Sophos, a world leader in IT security and control, welcomes the
news that the US Justice Department made its first arrest of
someone using file-sharing digital data to commit identity
Gregory Thomas Kopiloff used the file-sharing program, Limewire,
to steal people's personal financial information, which he then
used to open new credit card accounts. According to a four-count
indictment, Kopiloff charged as much as $73,000 on the cards,
reselling all of the purchased items at half-price and keeping the
rest. Authorities have identified 83 victims so far.
Concerns about the security of P2P file-sharing applications
such as Limewire have been growing during the past several years.
Because of the network framework that drives P2P, individuals are
able to share files unknowingly, meaning there is a significant
opportunity for hackers to access private (and often confidential)
information to use to their advantage. Current P2P networks do not
have adequate security measures to block users from unknowingly
sharing information or warn them that it's happening.
"P2P networks present risks to not only businesses, but also
home computer users," said Ron O'Brien, Boston-based Sophos senior
security analyst. "For example, if one person in the house
downloads an application and stores the file in the 'My Documents'
folder and a hacker happens to gain access to that P2P file, he or
she can search any file within the entire folder. If the owner of
that file has personal documents like medical records, resumes,
documents with their address or phone number on it, or any other
private, personal information, the hacker can access any of
Solutions such as Sophos's Application Control offer network
administrators relief from these potentials threats.

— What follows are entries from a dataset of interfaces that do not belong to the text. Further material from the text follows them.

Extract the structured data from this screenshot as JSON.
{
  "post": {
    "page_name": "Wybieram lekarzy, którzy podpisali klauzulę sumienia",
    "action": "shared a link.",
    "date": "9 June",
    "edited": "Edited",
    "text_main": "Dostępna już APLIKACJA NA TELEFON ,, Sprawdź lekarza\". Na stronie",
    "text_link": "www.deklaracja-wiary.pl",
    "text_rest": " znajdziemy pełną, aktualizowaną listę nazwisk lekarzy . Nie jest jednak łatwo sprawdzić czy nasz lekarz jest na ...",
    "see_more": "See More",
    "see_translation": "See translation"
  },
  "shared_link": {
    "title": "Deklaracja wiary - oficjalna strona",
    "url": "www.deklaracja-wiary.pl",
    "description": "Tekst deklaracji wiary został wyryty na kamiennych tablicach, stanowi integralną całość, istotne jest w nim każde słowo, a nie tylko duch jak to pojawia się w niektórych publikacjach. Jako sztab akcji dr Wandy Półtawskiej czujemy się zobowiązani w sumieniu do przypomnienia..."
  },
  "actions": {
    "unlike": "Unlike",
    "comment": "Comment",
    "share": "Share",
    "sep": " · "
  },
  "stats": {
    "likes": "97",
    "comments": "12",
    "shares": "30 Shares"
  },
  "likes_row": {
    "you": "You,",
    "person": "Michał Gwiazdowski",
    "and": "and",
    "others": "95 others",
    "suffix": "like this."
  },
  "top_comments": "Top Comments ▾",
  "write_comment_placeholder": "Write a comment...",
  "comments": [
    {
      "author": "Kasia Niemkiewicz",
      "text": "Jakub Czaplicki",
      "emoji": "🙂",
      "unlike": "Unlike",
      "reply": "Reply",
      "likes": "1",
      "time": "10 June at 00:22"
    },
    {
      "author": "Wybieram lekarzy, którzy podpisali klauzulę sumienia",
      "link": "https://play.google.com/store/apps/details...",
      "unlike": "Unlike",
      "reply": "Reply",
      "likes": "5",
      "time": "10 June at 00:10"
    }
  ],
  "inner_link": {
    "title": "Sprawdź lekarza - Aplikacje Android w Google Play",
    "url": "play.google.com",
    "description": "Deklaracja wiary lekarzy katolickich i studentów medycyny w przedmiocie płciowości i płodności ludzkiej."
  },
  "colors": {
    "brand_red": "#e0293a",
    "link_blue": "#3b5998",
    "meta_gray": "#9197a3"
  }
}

Application
Control allows system administrators to selectively block
unauthorized VoIP, P2P, games and Instant Messaging (IM)
applications that can present risks to company data and networks.
Sophos's solution gives system administrators the power to
selectively allow or block usage of applications by individuals or
groups. As a result, they can implement flexible policies that
reflect the diverse needs of groups across the enterprise. Sophos
currently blocks Limewire, as well as popular P2P sites emule,
bitorrent, utorrent, morpheus and Azureus.
"Until file-sharing networks integrate enhanced security
features, it is imperative that businesses and household users of
such programs take proactive measures to protect their intellectual
property and private information against potential hackers fishing
for personal information to use to their advantage," continued
O'Brien. "While implementing technologies like application control
solutions is one way to protect yourself, computer users must
remember to always update or employ the most recent security
features offered to guarantee the utmost protection."